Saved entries
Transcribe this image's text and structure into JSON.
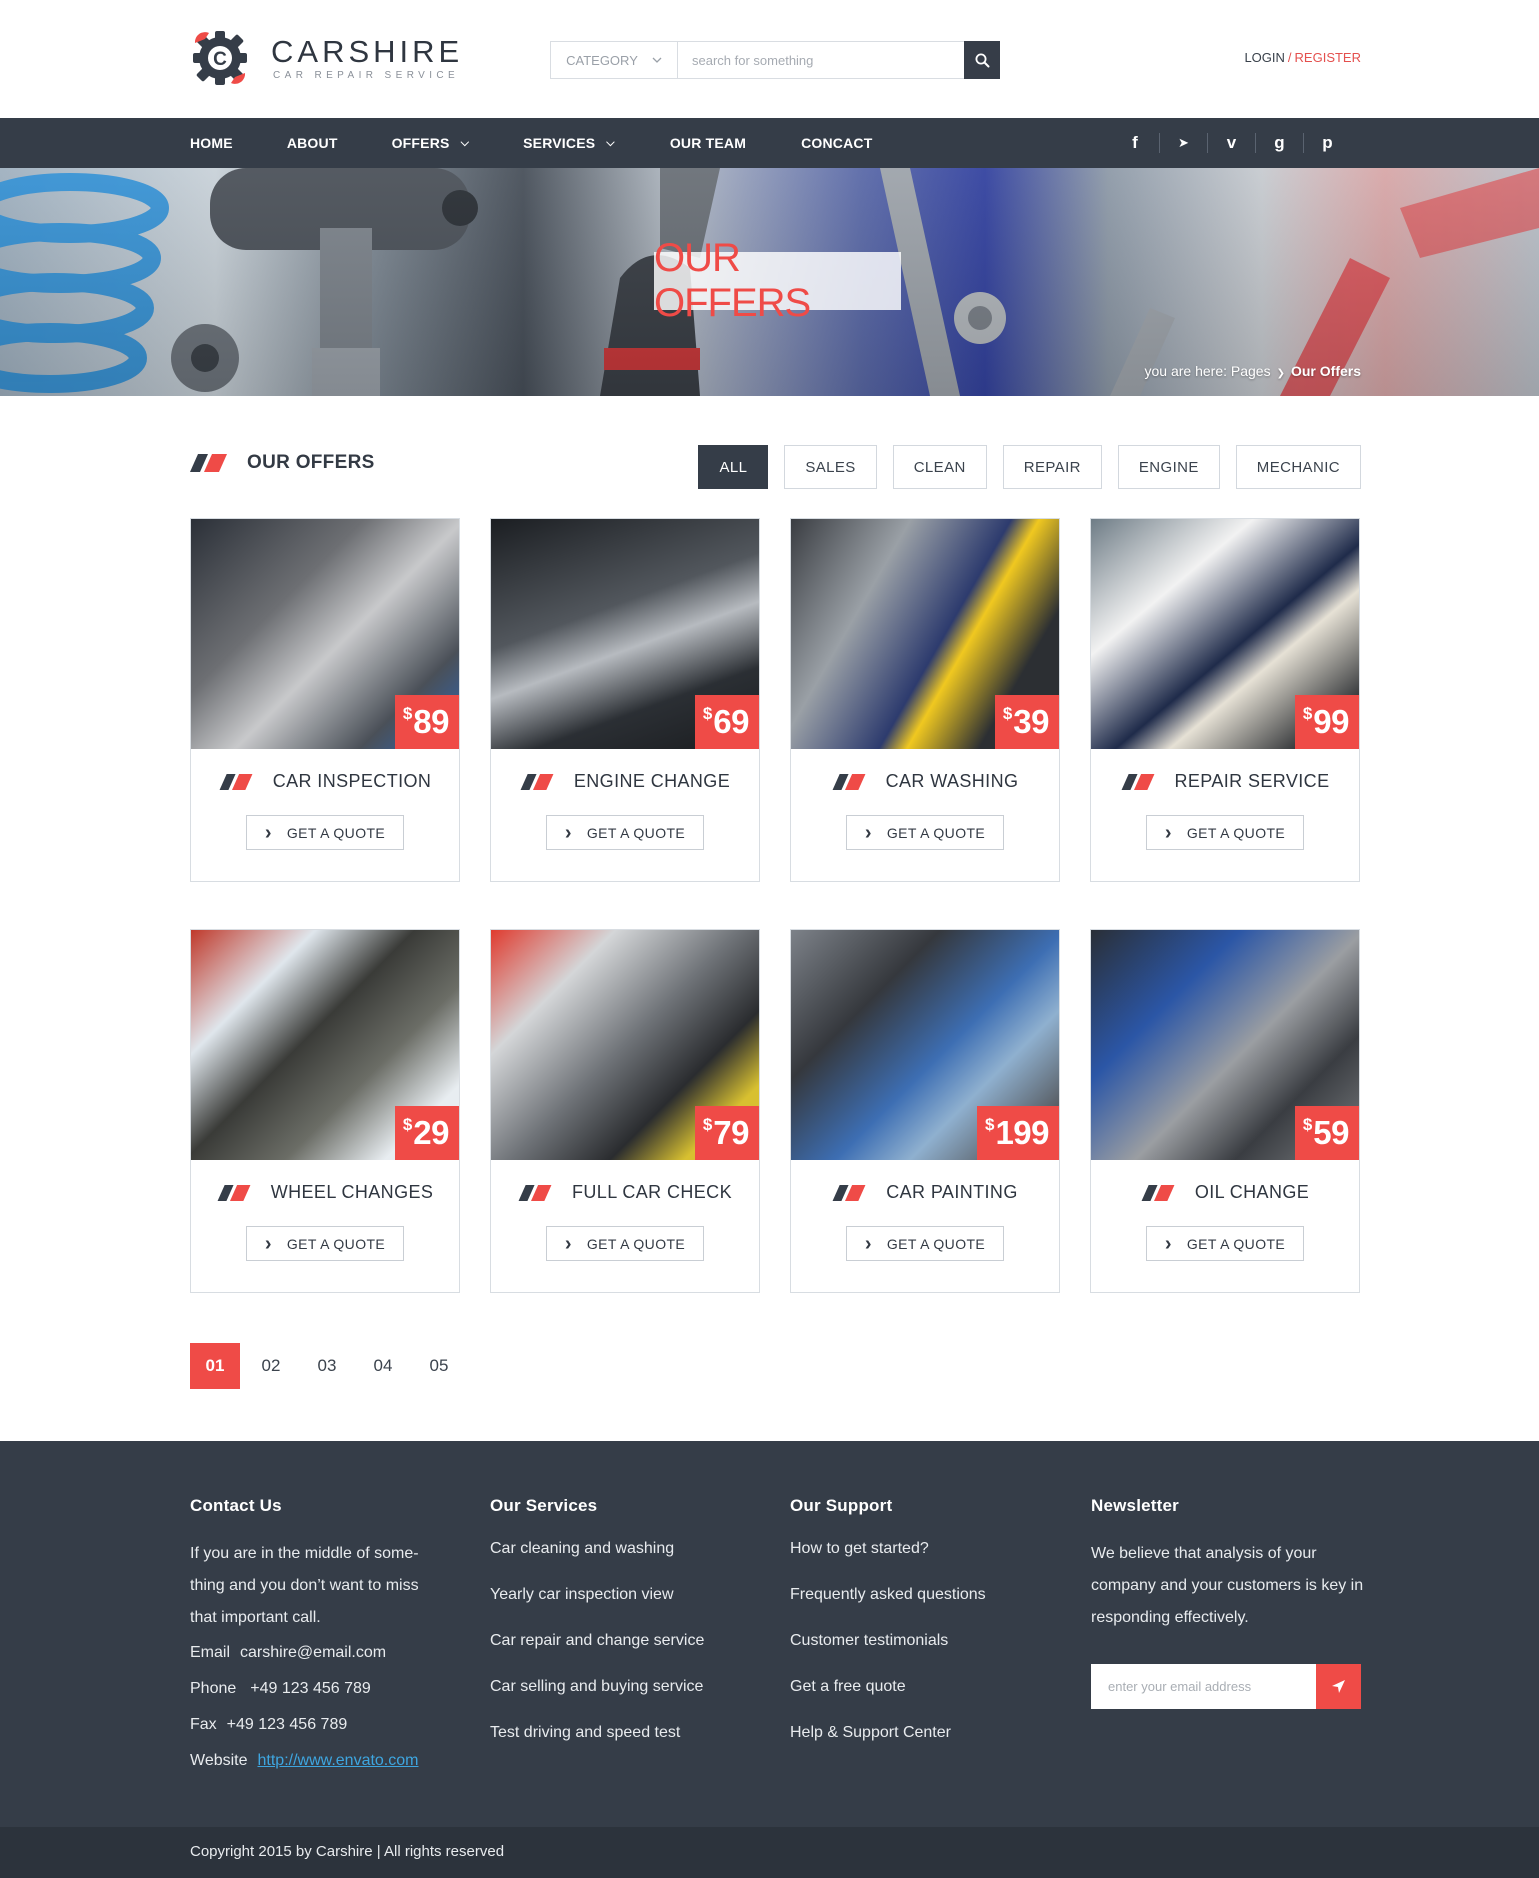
{
  "brand": {
    "name": "CARSHIRE",
    "tagline": "CAR REPAIR SERVICE",
    "letter": "C"
  },
  "search": {
    "category_label": "CATEGORY",
    "placeholder": "search for something"
  },
  "auth": {
    "login": "LOGIN",
    "separator": "/",
    "register": "REGISTER"
  },
  "nav": {
    "items": [
      {
        "label": "HOME",
        "dropdown": false
      },
      {
        "label": "ABOUT",
        "dropdown": false
      },
      {
        "label": "OFFERS",
        "dropdown": true
      },
      {
        "label": "SERVICES",
        "dropdown": true
      },
      {
        "label": "OUR TEAM",
        "dropdown": false
      },
      {
        "label": "CONCACT",
        "dropdown": false
      }
    ],
    "socials": [
      {
        "name": "facebook-icon",
        "glyph": "f"
      },
      {
        "name": "twitter-icon",
        "glyph": "➤"
      },
      {
        "name": "vimeo-icon",
        "glyph": "v"
      },
      {
        "name": "google-plus-icon",
        "glyph": "g"
      },
      {
        "name": "pinterest-icon",
        "glyph": "p"
      }
    ]
  },
  "hero": {
    "title": "OUR OFFERS",
    "breadcrumb_prefix": "you are here: Pages",
    "breadcrumb_current": "Our Offers"
  },
  "section": {
    "title": "OUR OFFERS",
    "filters": [
      {
        "label": "ALL",
        "active": true
      },
      {
        "label": "SALES",
        "active": false
      },
      {
        "label": "CLEAN",
        "active": false
      },
      {
        "label": "REPAIR",
        "active": false
      },
      {
        "label": "ENGINE",
        "active": false
      },
      {
        "label": "MECHANIC",
        "active": false
      }
    ]
  },
  "offers": [
    {
      "title": "CAR INSPECTION",
      "currency": "$",
      "price": "89",
      "button": "GET A QUOTE"
    },
    {
      "title": "ENGINE CHANGE",
      "currency": "$",
      "price": "69",
      "button": "GET A QUOTE"
    },
    {
      "title": "CAR WASHING",
      "currency": "$",
      "price": "39",
      "button": "GET A QUOTE"
    },
    {
      "title": "REPAIR SERVICE",
      "currency": "$",
      "price": "99",
      "button": "GET A QUOTE"
    },
    {
      "title": "WHEEL CHANGES",
      "currency": "$",
      "price": "29",
      "button": "GET A QUOTE"
    },
    {
      "title": "FULL CAR CHECK",
      "currency": "$",
      "price": "79",
      "button": "GET A QUOTE"
    },
    {
      "title": "CAR PAINTING",
      "currency": "$",
      "price": "199",
      "button": "GET A QUOTE"
    },
    {
      "title": "OIL CHANGE",
      "currency": "$",
      "price": "59",
      "button": "GET A QUOTE"
    }
  ],
  "pagination": {
    "pages": [
      "01",
      "02",
      "03",
      "04",
      "05"
    ],
    "active": "01"
  },
  "footer": {
    "contact": {
      "heading": "Contact Us",
      "intro": "If you are in the middle of some-thing and you don’t want to miss that important call.",
      "email_label": "Email",
      "email": "carshire@email.com",
      "phone_label": "Phone",
      "phone": "+49 123 456 789",
      "fax_label": "Fax",
      "fax": "+49 123 456 789",
      "website_label": "Website",
      "website": "http://www.envato.com"
    },
    "services": {
      "heading": "Our Services",
      "items": [
        "Car cleaning and washing",
        "Yearly car inspection view",
        "Car repair and change service",
        "Car selling and buying service",
        "Test driving and speed test"
      ]
    },
    "support": {
      "heading": "Our Support",
      "items": [
        "How to get started?",
        "Frequently asked questions",
        "Customer testimonials",
        "Get a free quote",
        "Help & Support Center"
      ]
    },
    "newsletter": {
      "heading": "Newsletter",
      "text": "We believe that analysis of your company and your customers is key in responding effectively.",
      "placeholder": "enter your email address"
    },
    "copyright": "Copyright 2015 by Carshire | All rights reserved"
  },
  "colors": {
    "accent": "#ef4b47",
    "dark": "#353d48",
    "footer": "#353d48",
    "copyright_bar": "#2c333c"
  }
}
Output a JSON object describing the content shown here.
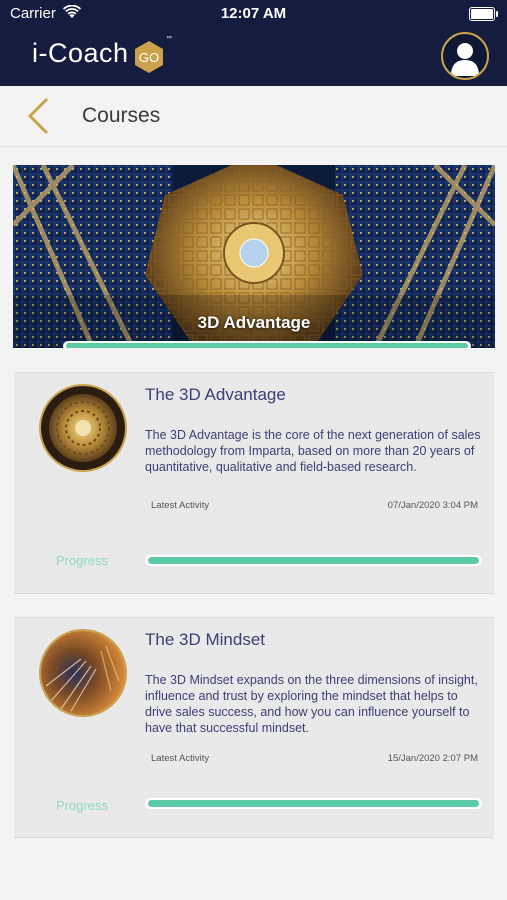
{
  "status_bar": {
    "carrier": "Carrier",
    "time": "12:07 AM"
  },
  "header": {
    "logo_text": "i-Coach",
    "logo_badge": "GO",
    "logo_tm": "™"
  },
  "nav": {
    "title": "Courses"
  },
  "banner": {
    "title": "3D Advantage",
    "progress": 1.0
  },
  "courses": [
    {
      "title": "The 3D Advantage",
      "description": "The 3D Advantage is the core of the next generation of sales methodology from Imparta, based on more than 20 years of quantitative, qualitative and field-based research.",
      "activity_label": "Latest Activity",
      "activity_date": "07/Jan/2020 3:04 PM",
      "progress_label": "Progress",
      "progress": 1.0
    },
    {
      "title": "The 3D Mindset",
      "description": "The 3D Mindset expands on the three dimensions of insight, influence and trust by exploring the mindset that helps to drive sales success, and how you can influence yourself to have that successful mindset.",
      "activity_label": "Latest Activity",
      "activity_date": "15/Jan/2020 2:07 PM",
      "progress_label": "Progress",
      "progress": 1.0
    }
  ],
  "colors": {
    "header_bg": "#141c3f",
    "accent_gold": "#c9a24b",
    "progress_green": "#5ccaa2",
    "text_navy": "#3b3f77"
  },
  "icons": [
    "wifi-icon",
    "battery-icon",
    "user-avatar-icon",
    "back-chevron-icon"
  ]
}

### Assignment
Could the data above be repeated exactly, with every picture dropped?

### Exercise answer
Transcribe this image's text and structure into JSON.
{
  "brand": {
    "name": "CARSHIRE",
    "tagline": "CAR REPAIR SERVICE",
    "letter": "C"
  },
  "search": {
    "category_label": "CATEGORY",
    "placeholder": "search for something"
  },
  "auth": {
    "login": "LOGIN",
    "separator": "/",
    "register": "REGISTER"
  },
  "nav": {
    "items": [
      {
        "label": "HOME",
        "dropdown": false
      },
      {
        "label": "ABOUT",
        "dropdown": false
      },
      {
        "label": "OFFERS",
        "dropdown": true
      },
      {
        "label": "SERVICES",
        "dropdown": true
      },
      {
        "label": "OUR TEAM",
        "dropdown": false
      },
      {
        "label": "CONCACT",
        "dropdown": false
      }
    ],
    "socials": [
      {
        "name": "facebook-icon",
        "glyph": "f"
      },
      {
        "name": "twitter-icon",
        "glyph": "➤"
      },
      {
        "name": "vimeo-icon",
        "glyph": "v"
      },
      {
        "name": "google-plus-icon",
        "glyph": "g"
      },
      {
        "name": "pinterest-icon",
        "glyph": "p"
      }
    ]
  },
  "hero": {
    "title": "OUR OFFERS",
    "breadcrumb_prefix": "you are here: Pages",
    "breadcrumb_current": "Our Offers"
  },
  "section": {
    "title": "OUR OFFERS",
    "filters": [
      {
        "label": "ALL",
        "active": true
      },
      {
        "label": "SALES",
        "active": false
      },
      {
        "label": "CLEAN",
        "active": false
      },
      {
        "label": "REPAIR",
        "active": false
      },
      {
        "label": "ENGINE",
        "active": false
      },
      {
        "label": "MECHANIC",
        "active": false
      }
    ]
  },
  "offers": [
    {
      "title": "CAR INSPECTION",
      "currency": "$",
      "price": "89",
      "button": "GET A QUOTE"
    },
    {
      "title": "ENGINE CHANGE",
      "currency": "$",
      "price": "69",
      "button": "GET A QUOTE"
    },
    {
      "title": "CAR WASHING",
      "currency": "$",
      "price": "39",
      "button": "GET A QUOTE"
    },
    {
      "title": "REPAIR SERVICE",
      "currency": "$",
      "price": "99",
      "button": "GET A QUOTE"
    },
    {
      "title": "WHEEL CHANGES",
      "currency": "$",
      "price": "29",
      "button": "GET A QUOTE"
    },
    {
      "title": "FULL CAR CHECK",
      "currency": "$",
      "price": "79",
      "button": "GET A QUOTE"
    },
    {
      "title": "CAR PAINTING",
      "currency": "$",
      "price": "199",
      "button": "GET A QUOTE"
    },
    {
      "title": "OIL CHANGE",
      "currency": "$",
      "price": "59",
      "button": "GET A QUOTE"
    }
  ],
  "pagination": {
    "pages": [
      "01",
      "02",
      "03",
      "04",
      "05"
    ],
    "active": "01"
  },
  "footer": {
    "contact": {
      "heading": "Contact Us",
      "intro": "If you are in the middle of some-thing and you don’t want to miss that important call.",
      "email_label": "Email",
      "email": "carshire@email.com",
      "phone_label": "Phone",
      "phone": "+49 123 456 789",
      "fax_label": "Fax",
      "fax": "+49 123 456 789",
      "website_label": "Website",
      "website": "http://www.envato.com"
    },
    "services": {
      "heading": "Our Services",
      "items": [
        "Car cleaning and washing",
        "Yearly car inspection view",
        "Car repair and change service",
        "Car selling and buying service",
        "Test driving and speed test"
      ]
    },
    "support": {
      "heading": "Our Support",
      "items": [
        "How to get started?",
        "Frequently asked questions",
        "Customer testimonials",
        "Get a free quote",
        "Help & Support Center"
      ]
    },
    "newsletter": {
      "heading": "Newsletter",
      "text": "We believe that analysis of your company and your customers is key in responding effectively.",
      "placeholder": "enter your email address"
    },
    "copyright": "Copyright 2015 by Carshire | All rights reserved"
  },
  "colors": {
    "accent": "#ef4b47",
    "dark": "#353d48",
    "footer": "#353d48",
    "copyright_bar": "#2c333c"
  }
}
Output a JSON object describing the content shown here.
{
  "status_bar": {
    "carrier": "Carrier",
    "time": "12:07 AM"
  },
  "header": {
    "logo_text": "i-Coach",
    "logo_badge": "GO",
    "logo_tm": "™"
  },
  "nav": {
    "title": "Courses"
  },
  "banner": {
    "title": "3D Advantage",
    "progress": 1.0
  },
  "courses": [
    {
      "title": "The 3D Advantage",
      "description": "The 3D Advantage is the core of the next generation of sales methodology from Imparta, based on more than 20 years of quantitative, qualitative and field-based research.",
      "activity_label": "Latest Activity",
      "activity_date": "07/Jan/2020 3:04 PM",
      "progress_label": "Progress",
      "progress": 1.0
    },
    {
      "title": "The 3D Mindset",
      "description": "The 3D Mindset expands on the three dimensions of insight, influence and trust by exploring the mindset that helps to drive sales success, and how you can influence yourself to have that successful mindset.",
      "activity_label": "Latest Activity",
      "activity_date": "15/Jan/2020 2:07 PM",
      "progress_label": "Progress",
      "progress": 1.0
    }
  ],
  "colors": {
    "header_bg": "#141c3f",
    "accent_gold": "#c9a24b",
    "progress_green": "#5ccaa2",
    "text_navy": "#3b3f77"
  },
  "icons": [
    "wifi-icon",
    "battery-icon",
    "user-avatar-icon",
    "back-chevron-icon"
  ]
}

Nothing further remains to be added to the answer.